=== Material provided ===

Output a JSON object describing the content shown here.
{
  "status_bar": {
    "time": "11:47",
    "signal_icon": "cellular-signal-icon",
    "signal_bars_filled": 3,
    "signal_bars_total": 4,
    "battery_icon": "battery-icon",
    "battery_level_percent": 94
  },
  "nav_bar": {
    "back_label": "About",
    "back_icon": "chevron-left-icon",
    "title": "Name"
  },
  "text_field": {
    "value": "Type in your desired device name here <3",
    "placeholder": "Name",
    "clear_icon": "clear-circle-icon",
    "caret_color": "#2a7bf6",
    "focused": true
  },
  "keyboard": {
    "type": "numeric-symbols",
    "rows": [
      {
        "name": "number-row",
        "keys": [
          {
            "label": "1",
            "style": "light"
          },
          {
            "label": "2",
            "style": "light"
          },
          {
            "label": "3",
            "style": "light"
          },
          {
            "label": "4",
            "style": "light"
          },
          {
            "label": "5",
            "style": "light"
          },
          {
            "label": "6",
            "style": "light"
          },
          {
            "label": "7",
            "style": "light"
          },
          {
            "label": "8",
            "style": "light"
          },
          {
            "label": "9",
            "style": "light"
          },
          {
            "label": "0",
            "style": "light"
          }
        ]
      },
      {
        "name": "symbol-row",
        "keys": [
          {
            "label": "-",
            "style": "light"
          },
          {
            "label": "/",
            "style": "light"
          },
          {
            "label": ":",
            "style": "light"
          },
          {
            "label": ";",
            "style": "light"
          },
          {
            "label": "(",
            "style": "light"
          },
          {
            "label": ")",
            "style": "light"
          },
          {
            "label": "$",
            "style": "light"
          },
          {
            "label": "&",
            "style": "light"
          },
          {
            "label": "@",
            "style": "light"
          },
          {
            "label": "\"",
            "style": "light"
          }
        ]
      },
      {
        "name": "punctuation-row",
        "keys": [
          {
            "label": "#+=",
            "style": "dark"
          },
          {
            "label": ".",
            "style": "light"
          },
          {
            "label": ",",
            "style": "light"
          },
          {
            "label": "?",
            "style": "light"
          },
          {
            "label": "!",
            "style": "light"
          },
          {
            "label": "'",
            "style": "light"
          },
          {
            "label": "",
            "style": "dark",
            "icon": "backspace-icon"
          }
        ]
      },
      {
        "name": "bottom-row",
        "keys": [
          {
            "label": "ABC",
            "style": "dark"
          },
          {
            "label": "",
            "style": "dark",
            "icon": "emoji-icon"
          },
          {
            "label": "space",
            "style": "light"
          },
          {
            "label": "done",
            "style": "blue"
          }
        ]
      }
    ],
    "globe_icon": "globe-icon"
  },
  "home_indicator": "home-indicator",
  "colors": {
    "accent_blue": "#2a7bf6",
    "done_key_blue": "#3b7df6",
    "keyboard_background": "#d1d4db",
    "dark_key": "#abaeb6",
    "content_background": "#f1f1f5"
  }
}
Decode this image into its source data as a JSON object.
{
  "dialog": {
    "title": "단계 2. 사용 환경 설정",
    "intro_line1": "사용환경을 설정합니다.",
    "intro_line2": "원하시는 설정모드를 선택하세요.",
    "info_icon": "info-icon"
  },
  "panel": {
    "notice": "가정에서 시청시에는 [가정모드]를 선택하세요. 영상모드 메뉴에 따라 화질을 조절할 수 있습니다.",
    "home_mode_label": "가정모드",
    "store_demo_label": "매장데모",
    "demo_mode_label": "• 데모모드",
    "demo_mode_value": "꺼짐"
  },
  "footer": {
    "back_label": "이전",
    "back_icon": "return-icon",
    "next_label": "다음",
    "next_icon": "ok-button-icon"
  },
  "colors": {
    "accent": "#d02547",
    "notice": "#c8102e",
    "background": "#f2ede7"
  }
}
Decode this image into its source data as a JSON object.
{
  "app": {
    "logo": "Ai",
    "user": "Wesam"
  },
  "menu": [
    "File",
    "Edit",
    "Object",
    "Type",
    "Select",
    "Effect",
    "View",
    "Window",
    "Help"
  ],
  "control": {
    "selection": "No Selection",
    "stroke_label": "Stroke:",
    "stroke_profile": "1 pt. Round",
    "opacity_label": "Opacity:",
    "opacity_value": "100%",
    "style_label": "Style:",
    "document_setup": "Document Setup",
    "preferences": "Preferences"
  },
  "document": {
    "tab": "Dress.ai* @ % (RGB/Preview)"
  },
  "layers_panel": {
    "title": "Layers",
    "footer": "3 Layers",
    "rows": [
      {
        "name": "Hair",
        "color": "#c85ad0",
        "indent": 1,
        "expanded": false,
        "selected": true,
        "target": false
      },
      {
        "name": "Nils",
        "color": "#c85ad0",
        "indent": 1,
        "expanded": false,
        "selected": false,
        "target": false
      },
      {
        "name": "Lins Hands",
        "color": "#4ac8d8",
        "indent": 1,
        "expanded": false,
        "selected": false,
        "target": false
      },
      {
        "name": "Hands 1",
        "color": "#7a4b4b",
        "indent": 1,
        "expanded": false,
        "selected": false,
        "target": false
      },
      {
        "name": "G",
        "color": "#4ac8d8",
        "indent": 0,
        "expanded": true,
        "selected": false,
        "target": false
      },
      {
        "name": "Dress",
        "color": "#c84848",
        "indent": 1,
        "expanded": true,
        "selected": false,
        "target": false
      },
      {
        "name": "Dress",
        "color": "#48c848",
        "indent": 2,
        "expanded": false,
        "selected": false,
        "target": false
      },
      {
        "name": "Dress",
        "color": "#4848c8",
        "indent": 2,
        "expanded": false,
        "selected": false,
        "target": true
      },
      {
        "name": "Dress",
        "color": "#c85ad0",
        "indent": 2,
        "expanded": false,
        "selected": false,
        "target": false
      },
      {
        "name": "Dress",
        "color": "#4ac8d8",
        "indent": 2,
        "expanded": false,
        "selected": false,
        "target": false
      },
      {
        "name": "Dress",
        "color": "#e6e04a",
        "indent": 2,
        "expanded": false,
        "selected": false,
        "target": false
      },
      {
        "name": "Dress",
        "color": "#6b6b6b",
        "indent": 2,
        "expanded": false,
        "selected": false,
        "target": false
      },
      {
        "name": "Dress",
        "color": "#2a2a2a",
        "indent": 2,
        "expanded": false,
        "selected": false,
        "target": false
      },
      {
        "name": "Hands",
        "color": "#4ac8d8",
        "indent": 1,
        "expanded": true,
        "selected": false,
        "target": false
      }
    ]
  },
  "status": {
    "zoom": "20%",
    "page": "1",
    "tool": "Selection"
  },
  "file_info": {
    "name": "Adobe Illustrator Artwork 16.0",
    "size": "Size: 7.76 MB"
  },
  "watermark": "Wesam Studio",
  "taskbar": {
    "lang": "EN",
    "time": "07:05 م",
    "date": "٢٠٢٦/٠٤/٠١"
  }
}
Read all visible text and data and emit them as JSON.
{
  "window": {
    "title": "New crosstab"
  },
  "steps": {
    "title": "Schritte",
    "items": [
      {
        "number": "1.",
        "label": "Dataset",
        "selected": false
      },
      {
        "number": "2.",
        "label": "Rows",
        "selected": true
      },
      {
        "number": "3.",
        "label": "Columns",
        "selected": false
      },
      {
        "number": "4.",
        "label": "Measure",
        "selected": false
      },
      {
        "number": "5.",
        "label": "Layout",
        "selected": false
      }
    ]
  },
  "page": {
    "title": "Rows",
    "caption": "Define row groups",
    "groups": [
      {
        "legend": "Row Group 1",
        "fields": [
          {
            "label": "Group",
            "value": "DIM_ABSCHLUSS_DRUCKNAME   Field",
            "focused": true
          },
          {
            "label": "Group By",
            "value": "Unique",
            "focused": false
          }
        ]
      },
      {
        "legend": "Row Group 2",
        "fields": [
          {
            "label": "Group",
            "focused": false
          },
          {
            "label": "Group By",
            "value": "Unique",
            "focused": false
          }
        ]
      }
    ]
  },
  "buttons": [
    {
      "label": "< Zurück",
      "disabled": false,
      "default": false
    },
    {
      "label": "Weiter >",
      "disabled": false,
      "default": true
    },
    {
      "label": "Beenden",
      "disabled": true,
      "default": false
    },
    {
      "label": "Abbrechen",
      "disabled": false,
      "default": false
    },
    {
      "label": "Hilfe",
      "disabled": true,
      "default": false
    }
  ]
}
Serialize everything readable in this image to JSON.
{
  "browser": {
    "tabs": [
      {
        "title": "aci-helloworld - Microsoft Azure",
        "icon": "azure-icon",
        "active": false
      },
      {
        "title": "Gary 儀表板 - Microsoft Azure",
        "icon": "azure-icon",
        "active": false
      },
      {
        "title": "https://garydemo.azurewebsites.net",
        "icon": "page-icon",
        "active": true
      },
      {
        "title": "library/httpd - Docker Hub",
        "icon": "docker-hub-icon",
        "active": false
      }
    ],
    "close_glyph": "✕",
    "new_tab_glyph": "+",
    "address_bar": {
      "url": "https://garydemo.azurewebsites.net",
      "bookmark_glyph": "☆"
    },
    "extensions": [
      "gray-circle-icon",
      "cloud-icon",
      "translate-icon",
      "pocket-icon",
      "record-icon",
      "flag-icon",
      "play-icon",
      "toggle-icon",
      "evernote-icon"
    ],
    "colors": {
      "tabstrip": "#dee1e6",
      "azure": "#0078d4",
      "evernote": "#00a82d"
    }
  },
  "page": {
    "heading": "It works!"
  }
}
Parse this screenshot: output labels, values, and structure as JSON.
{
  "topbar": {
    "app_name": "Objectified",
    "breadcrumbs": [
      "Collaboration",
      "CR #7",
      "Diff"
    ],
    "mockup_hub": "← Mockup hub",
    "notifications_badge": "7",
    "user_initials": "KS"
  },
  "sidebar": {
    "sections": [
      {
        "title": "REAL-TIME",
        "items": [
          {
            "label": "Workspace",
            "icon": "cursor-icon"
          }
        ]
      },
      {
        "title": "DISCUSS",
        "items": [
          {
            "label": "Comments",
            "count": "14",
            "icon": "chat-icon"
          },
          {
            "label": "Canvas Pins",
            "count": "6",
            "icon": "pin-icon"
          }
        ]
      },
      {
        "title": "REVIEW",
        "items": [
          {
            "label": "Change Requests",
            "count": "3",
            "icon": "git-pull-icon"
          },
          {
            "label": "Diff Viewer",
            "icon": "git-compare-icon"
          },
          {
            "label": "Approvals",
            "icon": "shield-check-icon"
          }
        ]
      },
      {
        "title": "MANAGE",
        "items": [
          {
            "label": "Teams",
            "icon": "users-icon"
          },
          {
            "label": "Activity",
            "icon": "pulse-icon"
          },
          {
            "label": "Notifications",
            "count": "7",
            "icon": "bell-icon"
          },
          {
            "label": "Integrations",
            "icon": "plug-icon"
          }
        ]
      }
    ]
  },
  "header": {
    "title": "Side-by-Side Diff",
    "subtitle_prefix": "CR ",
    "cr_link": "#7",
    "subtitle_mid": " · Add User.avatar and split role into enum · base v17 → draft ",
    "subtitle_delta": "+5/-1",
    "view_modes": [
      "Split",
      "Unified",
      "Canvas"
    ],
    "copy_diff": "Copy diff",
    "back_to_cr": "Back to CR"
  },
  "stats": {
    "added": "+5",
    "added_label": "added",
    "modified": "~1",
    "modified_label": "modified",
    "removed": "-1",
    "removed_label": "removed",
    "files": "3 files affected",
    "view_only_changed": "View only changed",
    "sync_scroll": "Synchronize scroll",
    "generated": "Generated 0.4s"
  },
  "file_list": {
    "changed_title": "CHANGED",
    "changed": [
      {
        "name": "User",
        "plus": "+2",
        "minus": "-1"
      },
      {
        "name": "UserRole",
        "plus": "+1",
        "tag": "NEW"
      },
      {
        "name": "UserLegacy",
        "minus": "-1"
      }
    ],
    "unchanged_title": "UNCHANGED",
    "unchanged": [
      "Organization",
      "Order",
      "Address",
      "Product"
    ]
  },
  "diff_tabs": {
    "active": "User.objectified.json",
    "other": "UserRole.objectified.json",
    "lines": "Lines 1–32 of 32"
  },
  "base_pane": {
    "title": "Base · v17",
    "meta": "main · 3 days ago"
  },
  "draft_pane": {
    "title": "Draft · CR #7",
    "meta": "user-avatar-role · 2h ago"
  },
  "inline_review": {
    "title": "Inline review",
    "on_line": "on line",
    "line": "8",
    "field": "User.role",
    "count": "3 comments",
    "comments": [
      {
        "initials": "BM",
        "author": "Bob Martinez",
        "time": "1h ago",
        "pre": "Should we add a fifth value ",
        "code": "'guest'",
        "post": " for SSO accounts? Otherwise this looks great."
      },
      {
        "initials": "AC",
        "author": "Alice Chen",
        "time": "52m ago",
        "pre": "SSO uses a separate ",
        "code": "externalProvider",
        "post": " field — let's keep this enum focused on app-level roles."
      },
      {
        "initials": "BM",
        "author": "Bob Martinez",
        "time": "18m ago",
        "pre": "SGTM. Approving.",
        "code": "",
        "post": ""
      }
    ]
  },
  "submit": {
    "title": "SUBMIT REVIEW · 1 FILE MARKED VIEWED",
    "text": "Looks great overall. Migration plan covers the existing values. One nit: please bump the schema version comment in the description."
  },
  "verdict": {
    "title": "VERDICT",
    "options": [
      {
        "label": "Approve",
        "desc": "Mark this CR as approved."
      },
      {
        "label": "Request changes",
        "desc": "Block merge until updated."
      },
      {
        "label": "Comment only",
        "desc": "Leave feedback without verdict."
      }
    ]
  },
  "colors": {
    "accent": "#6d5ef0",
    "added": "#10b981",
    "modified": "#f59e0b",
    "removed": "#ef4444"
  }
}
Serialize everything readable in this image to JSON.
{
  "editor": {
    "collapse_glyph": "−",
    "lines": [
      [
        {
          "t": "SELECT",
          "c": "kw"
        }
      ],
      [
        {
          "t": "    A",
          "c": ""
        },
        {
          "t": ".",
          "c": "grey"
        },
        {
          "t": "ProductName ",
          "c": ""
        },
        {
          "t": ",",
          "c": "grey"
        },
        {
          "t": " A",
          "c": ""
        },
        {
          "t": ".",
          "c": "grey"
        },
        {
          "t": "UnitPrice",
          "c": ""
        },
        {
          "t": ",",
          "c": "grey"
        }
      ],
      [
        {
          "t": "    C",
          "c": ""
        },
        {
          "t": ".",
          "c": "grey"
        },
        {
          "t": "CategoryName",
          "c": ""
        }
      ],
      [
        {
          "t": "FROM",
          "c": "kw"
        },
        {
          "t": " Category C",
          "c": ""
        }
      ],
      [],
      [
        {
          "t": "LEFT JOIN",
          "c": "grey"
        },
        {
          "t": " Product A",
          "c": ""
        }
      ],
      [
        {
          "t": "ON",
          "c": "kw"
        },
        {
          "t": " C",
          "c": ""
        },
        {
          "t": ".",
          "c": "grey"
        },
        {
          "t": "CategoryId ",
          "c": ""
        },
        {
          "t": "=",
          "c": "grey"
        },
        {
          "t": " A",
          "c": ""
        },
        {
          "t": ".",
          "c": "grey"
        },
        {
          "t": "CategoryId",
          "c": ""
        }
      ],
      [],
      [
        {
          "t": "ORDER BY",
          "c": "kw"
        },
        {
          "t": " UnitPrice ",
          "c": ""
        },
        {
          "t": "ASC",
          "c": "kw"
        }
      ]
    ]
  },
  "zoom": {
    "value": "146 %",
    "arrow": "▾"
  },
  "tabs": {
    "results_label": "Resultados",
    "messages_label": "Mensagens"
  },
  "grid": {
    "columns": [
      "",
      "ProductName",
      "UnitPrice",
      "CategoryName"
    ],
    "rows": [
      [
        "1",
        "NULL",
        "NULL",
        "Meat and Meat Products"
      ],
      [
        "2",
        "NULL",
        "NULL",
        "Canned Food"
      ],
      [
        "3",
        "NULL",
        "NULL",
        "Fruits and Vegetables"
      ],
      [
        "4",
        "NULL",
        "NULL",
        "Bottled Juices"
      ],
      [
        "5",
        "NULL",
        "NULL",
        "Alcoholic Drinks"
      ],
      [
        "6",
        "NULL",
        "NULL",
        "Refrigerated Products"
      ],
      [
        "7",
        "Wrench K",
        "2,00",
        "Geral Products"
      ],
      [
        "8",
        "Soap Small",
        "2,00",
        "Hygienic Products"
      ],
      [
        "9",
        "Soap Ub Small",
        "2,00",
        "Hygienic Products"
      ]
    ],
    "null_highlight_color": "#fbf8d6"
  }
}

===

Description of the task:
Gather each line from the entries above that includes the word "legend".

Task result:
        "legend": "Row Group 1",
        "legend": "Row Group 2",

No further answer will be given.